Myshkin's insistence on forgiving everyone who has wronged him in some way is possibly the least comprehensible thing about his behavior, at least as far as everyone else is concerned. Not only does he immediately forgive verbal abuse, deceit, and even violence directed his way, but he then goes out of his way to try to help the people responsible. His compassion in The Idiot overrides any feelings of self-esteem or dignity—but it is also this tendency that makes him the only character in the novel to see Nastasya as anything other than a wasted life.
Questions About Compassion and forgiveness
- Does anyone else in the novel struggle with trying to forgive someone? Does he/she succeed or fail? What are the consequences?
- In the world of the novel, is Myshkin right to feel compassion toward Ippolit? Burdovsky? Rogozhin? Why or why not?
- The novel raises a huge problem with just going around and forgiving people. People get mad at not having had to do anything to earn forgiveness. This desire to atone for—i.e., make up for—doing wrong seems like a fundamental human trait. Does anyone in the novel actually atone for anything they do? Is there anyone who works on earning forgiveness?

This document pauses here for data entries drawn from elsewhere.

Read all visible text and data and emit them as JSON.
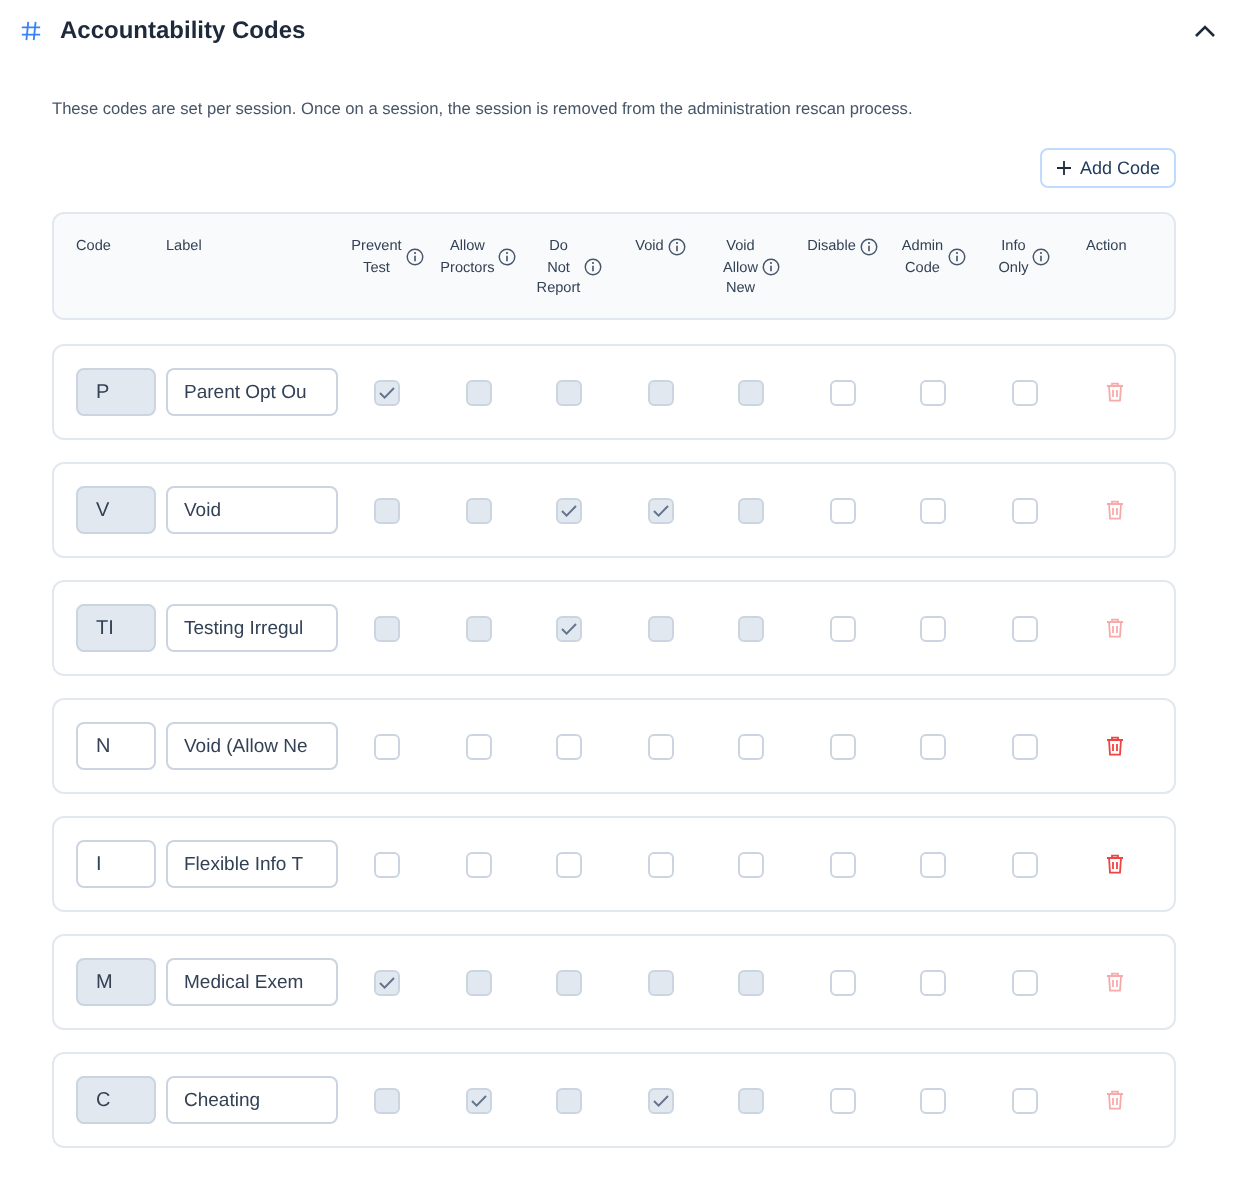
{
  "section": {
    "title": "Accountability Codes",
    "expanded": true
  },
  "description": "These codes are set per session. Once on a session, the session is removed from the administration rescan process.",
  "add_button": "Add Code",
  "columns": [
    {
      "label": "Code",
      "info": false
    },
    {
      "label": "Label",
      "info": false
    },
    {
      "label": "Prevent Test",
      "info": true
    },
    {
      "label": "Allow Proctors",
      "info": true
    },
    {
      "label": "Do Not Report",
      "info": true
    },
    {
      "label": "Void",
      "info": true
    },
    {
      "label": "Void Allow New",
      "info": true
    },
    {
      "label": "Disable",
      "info": true
    },
    {
      "label": "Admin Code",
      "info": true
    },
    {
      "label": "Info Only",
      "info": true
    },
    {
      "label": "Action",
      "info": false
    }
  ],
  "rows": [
    {
      "code": "P",
      "code_disabled": true,
      "label": "Parent Opt Ou",
      "delete_disabled": true,
      "flags": [
        {
          "checked": true,
          "disabled": true
        },
        {
          "checked": false,
          "disabled": true
        },
        {
          "checked": false,
          "disabled": true
        },
        {
          "checked": false,
          "disabled": true
        },
        {
          "checked": false,
          "disabled": true
        },
        {
          "checked": false,
          "disabled": false
        },
        {
          "checked": false,
          "disabled": false
        },
        {
          "checked": false,
          "disabled": false
        }
      ]
    },
    {
      "code": "V",
      "code_disabled": true,
      "label": "Void",
      "delete_disabled": true,
      "flags": [
        {
          "checked": false,
          "disabled": true
        },
        {
          "checked": false,
          "disabled": true
        },
        {
          "checked": true,
          "disabled": true
        },
        {
          "checked": true,
          "disabled": true
        },
        {
          "checked": false,
          "disabled": true
        },
        {
          "checked": false,
          "disabled": false
        },
        {
          "checked": false,
          "disabled": false
        },
        {
          "checked": false,
          "disabled": false
        }
      ]
    },
    {
      "code": "TI",
      "code_disabled": true,
      "label": "Testing Irregul",
      "delete_disabled": true,
      "flags": [
        {
          "checked": false,
          "disabled": true
        },
        {
          "checked": false,
          "disabled": true
        },
        {
          "checked": true,
          "disabled": true
        },
        {
          "checked": false,
          "disabled": true
        },
        {
          "checked": false,
          "disabled": true
        },
        {
          "checked": false,
          "disabled": false
        },
        {
          "checked": false,
          "disabled": false
        },
        {
          "checked": false,
          "disabled": false
        }
      ]
    },
    {
      "code": "N",
      "code_disabled": false,
      "label": "Void (Allow Ne",
      "delete_disabled": false,
      "flags": [
        {
          "checked": false,
          "disabled": false
        },
        {
          "checked": false,
          "disabled": false
        },
        {
          "checked": false,
          "disabled": false
        },
        {
          "checked": false,
          "disabled": false
        },
        {
          "checked": false,
          "disabled": false
        },
        {
          "checked": false,
          "disabled": false
        },
        {
          "checked": false,
          "disabled": false
        },
        {
          "checked": false,
          "disabled": false
        }
      ]
    },
    {
      "code": "I",
      "code_disabled": false,
      "label": "Flexible Info T",
      "delete_disabled": false,
      "flags": [
        {
          "checked": false,
          "disabled": false
        },
        {
          "checked": false,
          "disabled": false
        },
        {
          "checked": false,
          "disabled": false
        },
        {
          "checked": false,
          "disabled": false
        },
        {
          "checked": false,
          "disabled": false
        },
        {
          "checked": false,
          "disabled": false
        },
        {
          "checked": false,
          "disabled": false
        },
        {
          "checked": false,
          "disabled": false
        }
      ]
    },
    {
      "code": "M",
      "code_disabled": true,
      "label": "Medical Exem",
      "delete_disabled": true,
      "flags": [
        {
          "checked": true,
          "disabled": true
        },
        {
          "checked": false,
          "disabled": true
        },
        {
          "checked": false,
          "disabled": true
        },
        {
          "checked": false,
          "disabled": true
        },
        {
          "checked": false,
          "disabled": true
        },
        {
          "checked": false,
          "disabled": false
        },
        {
          "checked": false,
          "disabled": false
        },
        {
          "checked": false,
          "disabled": false
        }
      ]
    },
    {
      "code": "C",
      "code_disabled": true,
      "label": "Cheating",
      "delete_disabled": true,
      "flags": [
        {
          "checked": false,
          "disabled": true
        },
        {
          "checked": true,
          "disabled": true
        },
        {
          "checked": false,
          "disabled": true
        },
        {
          "checked": true,
          "disabled": true
        },
        {
          "checked": false,
          "disabled": true
        },
        {
          "checked": false,
          "disabled": false
        },
        {
          "checked": false,
          "disabled": false
        },
        {
          "checked": false,
          "disabled": false
        }
      ]
    }
  ]
}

Chew on This
Over and over again, compassion is shown to be a harmful emotion in the novel. There is absolutely no one the prince encounters who does not try to take advantage of him in some way.
The novel is essentially a conflict between Myshkin, who feels deep compassion for Nastasya, and Nastasya, who cannot feel compassion for herself.